We recently prepared a lecture that included a brief discussion of bacterial evolution. Of course, we covered horizontal gene transfer (HGT), which we consider a key pillar in the evolutionary process. We dutifully began our presentation by listing, perforce: transformation, conjugation, and transduction. In doing so we were following the path likely followed by most teachers of microbiology. This way, the knowledge of HGT mechanisms itself has been diligently transferred from one generation of microbiologists to the next. But this time, as we completed the lecture, we both had the same thought: our list needed updating!
Science is continually evolving, expanding as we explore novel ecosystems and organisms other than those well-known laboratory model bacteria, such as E. coli and Salmonella. Among the many exciting developments of recent decades are the discoveries of additional mechanisms for transferring DNA among bacterial cells. We found the recent review by Arnold, Huang and Hanage, "Horizontal gene transfer and adaptive evolution in bacteria," to be an excellent read on HGT and its evolutionary implications. We reproduce their first figure here as it does justice to the more recently discovered mechanisms of HGT. When we see these new pathways of HGT, we feel certain that the time is ripe to revise our long-held practice of presenting only "the classic three."

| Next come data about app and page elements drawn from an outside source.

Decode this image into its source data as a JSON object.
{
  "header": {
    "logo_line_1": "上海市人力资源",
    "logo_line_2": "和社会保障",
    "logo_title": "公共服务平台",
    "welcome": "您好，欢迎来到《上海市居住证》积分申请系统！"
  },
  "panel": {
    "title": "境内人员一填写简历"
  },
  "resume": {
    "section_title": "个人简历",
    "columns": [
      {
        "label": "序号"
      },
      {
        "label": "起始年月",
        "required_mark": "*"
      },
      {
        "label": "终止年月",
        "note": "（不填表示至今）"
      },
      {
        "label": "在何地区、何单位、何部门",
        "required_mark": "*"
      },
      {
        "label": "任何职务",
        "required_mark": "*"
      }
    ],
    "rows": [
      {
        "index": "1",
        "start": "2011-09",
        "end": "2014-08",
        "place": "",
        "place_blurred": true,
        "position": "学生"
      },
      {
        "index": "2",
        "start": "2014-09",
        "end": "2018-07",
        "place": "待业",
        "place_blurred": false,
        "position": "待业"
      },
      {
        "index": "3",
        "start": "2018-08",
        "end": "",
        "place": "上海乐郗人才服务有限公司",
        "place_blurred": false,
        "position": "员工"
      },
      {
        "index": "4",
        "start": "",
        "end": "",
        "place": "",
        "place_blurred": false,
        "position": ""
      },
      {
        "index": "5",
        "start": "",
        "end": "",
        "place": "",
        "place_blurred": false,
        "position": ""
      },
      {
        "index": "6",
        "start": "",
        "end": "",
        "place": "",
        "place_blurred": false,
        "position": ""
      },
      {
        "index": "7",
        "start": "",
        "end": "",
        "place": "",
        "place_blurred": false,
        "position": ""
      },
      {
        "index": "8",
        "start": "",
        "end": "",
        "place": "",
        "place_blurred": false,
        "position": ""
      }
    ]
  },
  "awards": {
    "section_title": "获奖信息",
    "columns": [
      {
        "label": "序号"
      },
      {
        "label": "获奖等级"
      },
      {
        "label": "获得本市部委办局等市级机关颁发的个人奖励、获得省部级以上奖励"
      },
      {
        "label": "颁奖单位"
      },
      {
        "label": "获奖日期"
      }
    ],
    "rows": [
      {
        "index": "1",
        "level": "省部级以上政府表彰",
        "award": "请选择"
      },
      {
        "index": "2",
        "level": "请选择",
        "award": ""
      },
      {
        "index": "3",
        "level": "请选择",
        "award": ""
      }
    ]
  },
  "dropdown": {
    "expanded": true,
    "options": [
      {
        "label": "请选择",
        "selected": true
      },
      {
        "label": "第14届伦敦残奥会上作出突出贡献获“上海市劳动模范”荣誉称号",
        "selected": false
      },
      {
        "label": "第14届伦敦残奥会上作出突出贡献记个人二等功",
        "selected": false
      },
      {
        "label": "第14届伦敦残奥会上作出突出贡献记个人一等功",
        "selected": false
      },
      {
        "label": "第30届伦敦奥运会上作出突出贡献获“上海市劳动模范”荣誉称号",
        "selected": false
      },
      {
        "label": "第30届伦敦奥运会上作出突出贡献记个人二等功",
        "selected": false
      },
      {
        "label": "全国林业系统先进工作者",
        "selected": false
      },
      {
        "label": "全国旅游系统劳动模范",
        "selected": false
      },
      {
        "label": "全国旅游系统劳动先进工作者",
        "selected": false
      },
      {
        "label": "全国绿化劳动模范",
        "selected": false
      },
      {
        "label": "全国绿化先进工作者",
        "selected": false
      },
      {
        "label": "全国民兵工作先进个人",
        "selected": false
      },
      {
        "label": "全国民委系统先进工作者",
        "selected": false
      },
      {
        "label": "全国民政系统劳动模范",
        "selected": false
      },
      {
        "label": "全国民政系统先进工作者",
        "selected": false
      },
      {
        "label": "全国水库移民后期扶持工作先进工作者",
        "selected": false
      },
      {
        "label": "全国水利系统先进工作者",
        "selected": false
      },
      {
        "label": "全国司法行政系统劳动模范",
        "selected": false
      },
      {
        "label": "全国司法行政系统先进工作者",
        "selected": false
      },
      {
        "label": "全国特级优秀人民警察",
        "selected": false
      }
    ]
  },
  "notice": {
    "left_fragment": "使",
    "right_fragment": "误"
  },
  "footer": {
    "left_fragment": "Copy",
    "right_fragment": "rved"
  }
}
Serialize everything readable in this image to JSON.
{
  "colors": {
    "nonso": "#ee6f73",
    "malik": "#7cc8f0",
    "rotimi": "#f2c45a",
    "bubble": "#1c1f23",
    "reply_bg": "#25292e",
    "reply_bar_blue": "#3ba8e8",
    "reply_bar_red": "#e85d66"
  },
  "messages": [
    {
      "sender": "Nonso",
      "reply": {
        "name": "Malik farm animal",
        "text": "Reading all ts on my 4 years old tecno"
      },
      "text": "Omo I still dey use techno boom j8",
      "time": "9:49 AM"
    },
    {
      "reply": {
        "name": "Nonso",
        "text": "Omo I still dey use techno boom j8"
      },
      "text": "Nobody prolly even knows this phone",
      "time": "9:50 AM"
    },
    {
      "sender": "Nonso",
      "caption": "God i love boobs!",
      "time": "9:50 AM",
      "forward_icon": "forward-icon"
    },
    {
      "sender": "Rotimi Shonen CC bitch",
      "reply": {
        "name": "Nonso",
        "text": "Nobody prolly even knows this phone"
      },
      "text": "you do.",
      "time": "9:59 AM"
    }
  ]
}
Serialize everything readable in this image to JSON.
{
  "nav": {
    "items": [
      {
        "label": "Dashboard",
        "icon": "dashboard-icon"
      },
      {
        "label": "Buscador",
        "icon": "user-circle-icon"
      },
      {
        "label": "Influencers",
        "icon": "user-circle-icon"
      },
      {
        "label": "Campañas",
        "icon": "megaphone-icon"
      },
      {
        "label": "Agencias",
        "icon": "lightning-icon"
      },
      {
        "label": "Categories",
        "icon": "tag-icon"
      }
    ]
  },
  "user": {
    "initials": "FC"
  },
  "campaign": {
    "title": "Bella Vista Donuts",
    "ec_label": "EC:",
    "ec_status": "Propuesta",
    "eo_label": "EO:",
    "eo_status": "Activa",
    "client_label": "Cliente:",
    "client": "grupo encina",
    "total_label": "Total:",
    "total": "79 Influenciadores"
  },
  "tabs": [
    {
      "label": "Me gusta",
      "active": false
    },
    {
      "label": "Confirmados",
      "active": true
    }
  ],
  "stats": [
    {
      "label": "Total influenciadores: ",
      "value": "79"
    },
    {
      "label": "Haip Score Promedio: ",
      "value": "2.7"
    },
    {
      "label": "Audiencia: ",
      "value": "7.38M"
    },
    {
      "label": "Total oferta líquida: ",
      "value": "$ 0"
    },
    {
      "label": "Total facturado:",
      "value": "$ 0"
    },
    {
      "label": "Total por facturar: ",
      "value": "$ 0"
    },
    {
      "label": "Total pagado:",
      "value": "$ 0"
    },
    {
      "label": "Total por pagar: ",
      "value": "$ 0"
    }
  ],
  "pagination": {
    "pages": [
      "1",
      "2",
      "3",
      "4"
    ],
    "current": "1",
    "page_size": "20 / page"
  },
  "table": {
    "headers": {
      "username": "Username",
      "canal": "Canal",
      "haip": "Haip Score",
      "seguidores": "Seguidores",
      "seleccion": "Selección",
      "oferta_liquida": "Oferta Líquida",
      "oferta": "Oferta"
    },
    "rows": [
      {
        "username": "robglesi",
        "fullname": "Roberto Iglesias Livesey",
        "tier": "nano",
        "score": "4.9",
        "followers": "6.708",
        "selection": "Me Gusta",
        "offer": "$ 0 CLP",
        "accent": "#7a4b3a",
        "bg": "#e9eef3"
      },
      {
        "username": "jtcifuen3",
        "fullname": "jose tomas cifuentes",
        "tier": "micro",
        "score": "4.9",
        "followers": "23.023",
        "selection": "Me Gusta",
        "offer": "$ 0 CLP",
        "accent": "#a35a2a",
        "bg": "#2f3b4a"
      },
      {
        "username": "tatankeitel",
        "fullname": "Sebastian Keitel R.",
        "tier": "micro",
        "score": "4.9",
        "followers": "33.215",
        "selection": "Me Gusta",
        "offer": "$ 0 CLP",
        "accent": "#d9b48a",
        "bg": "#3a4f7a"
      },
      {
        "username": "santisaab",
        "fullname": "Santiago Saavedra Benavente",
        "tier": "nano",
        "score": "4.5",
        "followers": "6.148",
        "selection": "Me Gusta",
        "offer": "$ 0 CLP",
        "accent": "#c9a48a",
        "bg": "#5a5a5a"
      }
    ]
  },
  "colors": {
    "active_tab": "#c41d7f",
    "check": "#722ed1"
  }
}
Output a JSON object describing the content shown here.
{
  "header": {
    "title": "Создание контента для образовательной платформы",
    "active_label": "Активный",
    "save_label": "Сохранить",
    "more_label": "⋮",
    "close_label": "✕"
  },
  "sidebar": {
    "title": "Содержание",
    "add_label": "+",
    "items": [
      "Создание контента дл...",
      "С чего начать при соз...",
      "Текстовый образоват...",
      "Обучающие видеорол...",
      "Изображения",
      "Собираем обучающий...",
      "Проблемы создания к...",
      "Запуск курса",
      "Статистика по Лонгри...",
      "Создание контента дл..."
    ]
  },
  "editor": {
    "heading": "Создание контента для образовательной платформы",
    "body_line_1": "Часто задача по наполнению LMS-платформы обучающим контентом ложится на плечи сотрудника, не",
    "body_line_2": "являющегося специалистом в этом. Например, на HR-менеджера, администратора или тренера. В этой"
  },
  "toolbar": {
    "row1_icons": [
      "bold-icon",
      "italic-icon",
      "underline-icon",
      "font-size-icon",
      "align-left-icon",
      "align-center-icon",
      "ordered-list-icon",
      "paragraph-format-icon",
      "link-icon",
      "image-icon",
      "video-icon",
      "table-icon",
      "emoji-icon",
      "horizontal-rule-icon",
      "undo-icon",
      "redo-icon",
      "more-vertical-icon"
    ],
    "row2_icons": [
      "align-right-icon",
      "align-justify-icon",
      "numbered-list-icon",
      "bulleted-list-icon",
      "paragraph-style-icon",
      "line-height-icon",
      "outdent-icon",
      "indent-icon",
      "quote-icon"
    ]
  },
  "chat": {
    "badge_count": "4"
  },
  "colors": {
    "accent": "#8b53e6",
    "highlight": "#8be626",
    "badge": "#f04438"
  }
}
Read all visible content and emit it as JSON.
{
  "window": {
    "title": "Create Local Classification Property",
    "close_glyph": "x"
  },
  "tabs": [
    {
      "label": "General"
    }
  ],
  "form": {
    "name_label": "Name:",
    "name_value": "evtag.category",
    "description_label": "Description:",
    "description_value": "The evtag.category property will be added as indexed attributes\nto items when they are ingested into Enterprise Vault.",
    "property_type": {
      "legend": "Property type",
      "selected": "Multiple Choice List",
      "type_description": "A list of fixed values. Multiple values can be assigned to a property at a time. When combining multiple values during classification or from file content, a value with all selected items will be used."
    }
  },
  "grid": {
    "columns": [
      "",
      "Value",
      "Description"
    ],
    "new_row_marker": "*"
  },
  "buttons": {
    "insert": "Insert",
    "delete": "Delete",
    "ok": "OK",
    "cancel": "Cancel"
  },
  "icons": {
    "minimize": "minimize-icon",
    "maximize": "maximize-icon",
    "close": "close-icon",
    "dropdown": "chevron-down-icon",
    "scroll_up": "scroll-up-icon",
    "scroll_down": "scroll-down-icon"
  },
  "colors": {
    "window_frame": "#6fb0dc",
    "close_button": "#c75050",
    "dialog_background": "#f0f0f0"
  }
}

We now know that extracellular vesicles (EVs) can deliver DNA to recipient cells and thus mediate HGT. While this phenomenon remains somewhat underappreciated, this occurs in diverse environments, from guts to seawater. As we recently posted in STC, these vesicles are not only abundant in the ocean but they also promote gene transfer in the marine bacterium Prochlorococcus. In discussing this fourth mechanism of HGT, Soler and Fortere recently proposed to name this process "vesiduction." But there are yet other novel HGT pathways. DNA transfer can be mediated by pilus-like "nanotubes" and phage-like "gene transfer agents" or GTAs. Rest assured; we will be covering those in future STC posts. In the meantime, if any of our readers still teach only the classic three, we hope that like us, you'll update your list!